Distance from the carb is an interesting question. I would think the amount of vacuum would be more constant the closer the tap is to the carb.

The split is a possible way to go. Many times the fittings that go in the manifold have 1, 2 or even 3 ports. The question here would be where might I find a Y piece of hardware to use. I'll have to think about that one...

Mark M.

Aug 29th, 00, 02:43 PM
I don't think I phrased my questions very well. I have no clue what the correct answers should be.

I think (very scary) that the PCV is located on the carb base so that the crankcase gasses are better distributed and not burned in only one cylinder. What effect adding additional vacuum accesories to this connection would have is what I'm wondering about. I don't want to screw up the power brakes!

Click here to see see my car and hear 5-speeds.

Aug 30th, 00, 02:42 AM
I took a hard look at the port on the back of the carb and it is a nice big 3/8" line so I think it would be fine for the PB booster.

I still have some concerns about hooking the PB booster and a PCV to the same port. But then I don't really know how much air flows through a PCV. My thinking goes like this....

I suspect that the way a PB booster works is by having negative pressure in front of a diaphram in the booster which in effect helps the driver "push" the pedal. If you hook a PCV valve to the same line, this negative pressure would be lower, but by how much would be determined by the air flow through the PCV. The more air flow through the PCV, the less negative pressure at the booster. But would there be enough negative pressure at the booster anyway? How much vacuum the engine is generating would be a key question here.

In order to get the engine going, I'm just going to hook the port on the back of the carb to the booster and see how it works. I may then do some experimentation with a splitter and a vacuum gauge and see if I can hook up a PCV also.

Mark M.

Aug 31st, 00, 10:57 AM
Edelbrock makes a special low-profile fitting just to remedy this problem.

Aug 31st, 00, 12:23 PM
About running a pcv valve on the same line as the brake booster, don't do it.
You won't have enough vacuum to the booster and your power brakes won't work properly.
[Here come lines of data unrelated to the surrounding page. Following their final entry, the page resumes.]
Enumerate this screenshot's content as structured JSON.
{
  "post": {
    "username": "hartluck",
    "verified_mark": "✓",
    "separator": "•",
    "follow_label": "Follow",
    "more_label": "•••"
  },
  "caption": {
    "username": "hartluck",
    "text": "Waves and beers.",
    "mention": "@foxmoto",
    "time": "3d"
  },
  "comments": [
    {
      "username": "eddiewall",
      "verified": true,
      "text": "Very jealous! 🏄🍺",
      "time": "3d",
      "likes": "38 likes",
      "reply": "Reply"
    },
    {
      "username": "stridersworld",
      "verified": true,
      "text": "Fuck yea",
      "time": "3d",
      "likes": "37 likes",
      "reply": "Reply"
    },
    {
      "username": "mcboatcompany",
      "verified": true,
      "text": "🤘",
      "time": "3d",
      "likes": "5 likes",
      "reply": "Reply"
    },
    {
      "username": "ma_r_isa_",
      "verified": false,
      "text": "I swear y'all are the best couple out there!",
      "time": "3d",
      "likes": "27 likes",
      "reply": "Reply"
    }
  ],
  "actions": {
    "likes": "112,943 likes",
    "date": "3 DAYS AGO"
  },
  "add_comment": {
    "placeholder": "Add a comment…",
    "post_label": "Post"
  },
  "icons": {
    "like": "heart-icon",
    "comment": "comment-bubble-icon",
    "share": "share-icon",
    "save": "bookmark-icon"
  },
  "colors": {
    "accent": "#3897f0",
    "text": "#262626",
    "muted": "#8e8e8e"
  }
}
Sep 1st, 00, 11:28 AM

I think you provided the final answer to my engine hookup riddle. Thanks for the input. I found the part you describe on Edelbrock's web page. Part # 8096.


Mark M.